#### [What you need to do]
Return every line of the records below verbatim, with no pictures in the copy.

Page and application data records

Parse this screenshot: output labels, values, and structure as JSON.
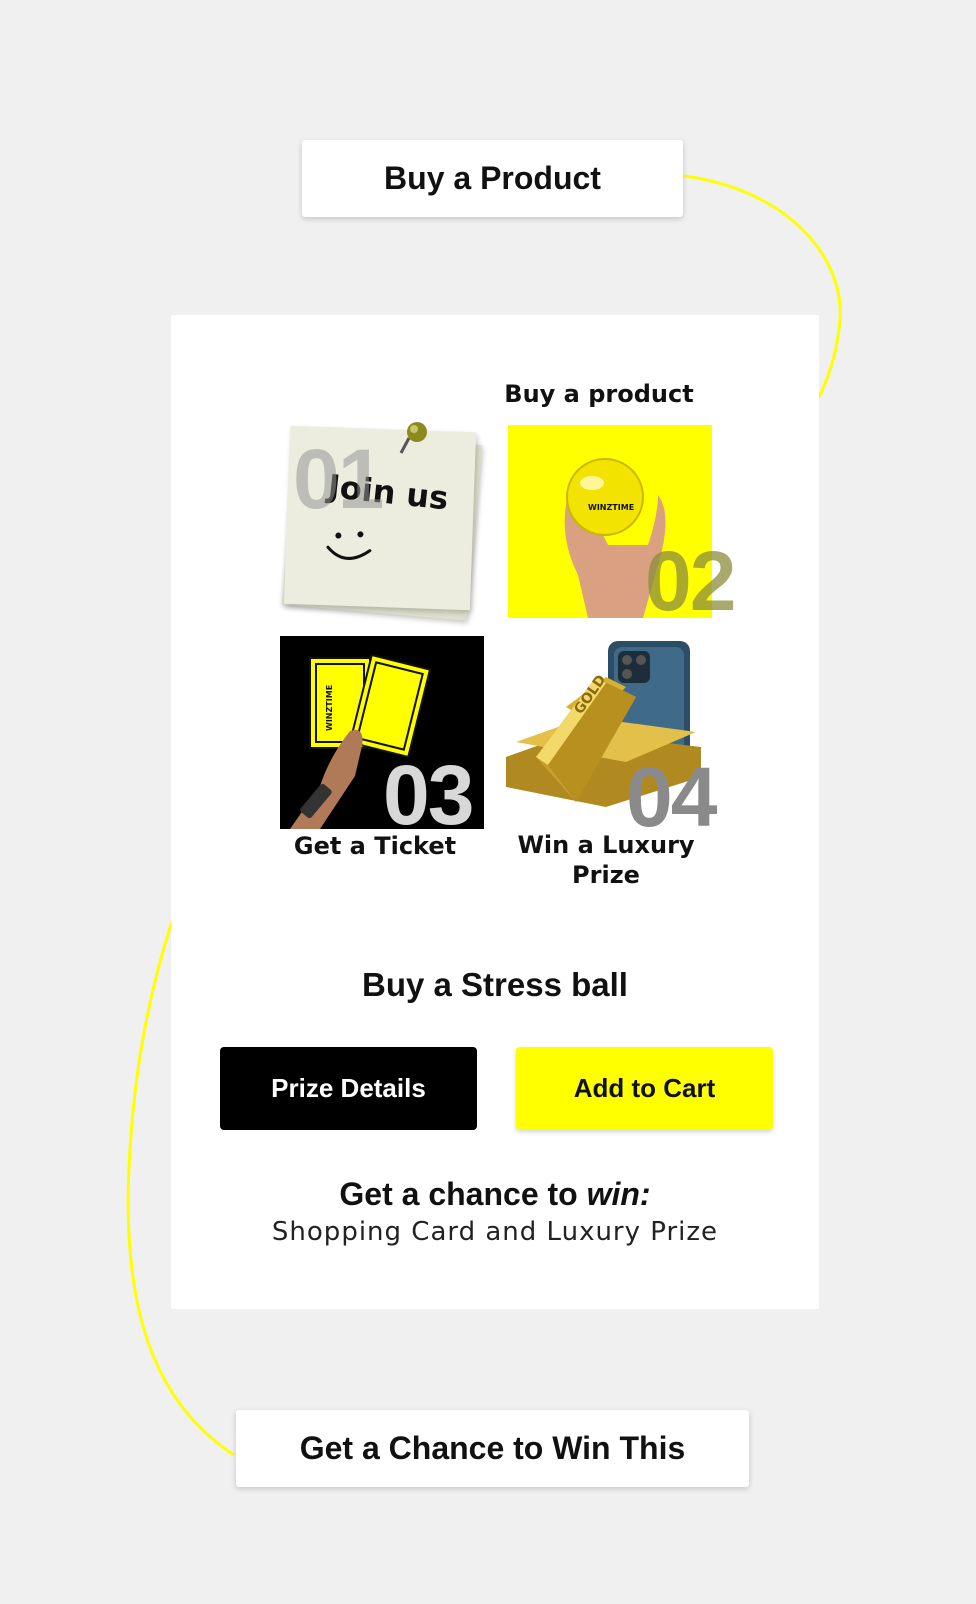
{
  "callouts": {
    "top": "Buy a Product",
    "bottom": "Get a Chance to Win This"
  },
  "steps": [
    {
      "number": "01",
      "image_text": "Join us",
      "caption": ""
    },
    {
      "number": "02",
      "caption": "Buy a product",
      "brand": "WINZTIME"
    },
    {
      "number": "03",
      "caption": "Get a Ticket",
      "brand": "WINZTIME"
    },
    {
      "number": "04",
      "caption_line1": "Win a Luxury",
      "caption_line2": "Prize",
      "bar_text": "GOLD"
    }
  ],
  "product": {
    "title": "Buy a Stress ball",
    "prize_button": "Prize Details",
    "cart_button": "Add to Cart"
  },
  "chance": {
    "lead": "Get a chance to",
    "emphasis": "win:",
    "prizes": "Shopping Card and Luxury Prize"
  },
  "colors": {
    "accent_yellow": "#ffff00",
    "page_bg": "#f0f0f0",
    "arrow": "#ffff00"
  }
}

#### [Answer space]
Parse this screenshot: output labels, values, and structure as JSON.
{
  "callouts": {
    "top": "Buy a Product",
    "bottom": "Get a Chance to Win This"
  },
  "steps": [
    {
      "number": "01",
      "image_text": "Join us",
      "caption": ""
    },
    {
      "number": "02",
      "caption": "Buy a product",
      "brand": "WINZTIME"
    },
    {
      "number": "03",
      "caption": "Get a Ticket",
      "brand": "WINZTIME"
    },
    {
      "number": "04",
      "caption_line1": "Win a Luxury",
      "caption_line2": "Prize",
      "bar_text": "GOLD"
    }
  ],
  "product": {
    "title": "Buy a Stress ball",
    "prize_button": "Prize Details",
    "cart_button": "Add to Cart"
  },
  "chance": {
    "lead": "Get a chance to",
    "emphasis": "win:",
    "prizes": "Shopping Card and Luxury Prize"
  },
  "colors": {
    "accent_yellow": "#ffff00",
    "page_bg": "#f0f0f0",
    "arrow": "#ffff00"
  }
}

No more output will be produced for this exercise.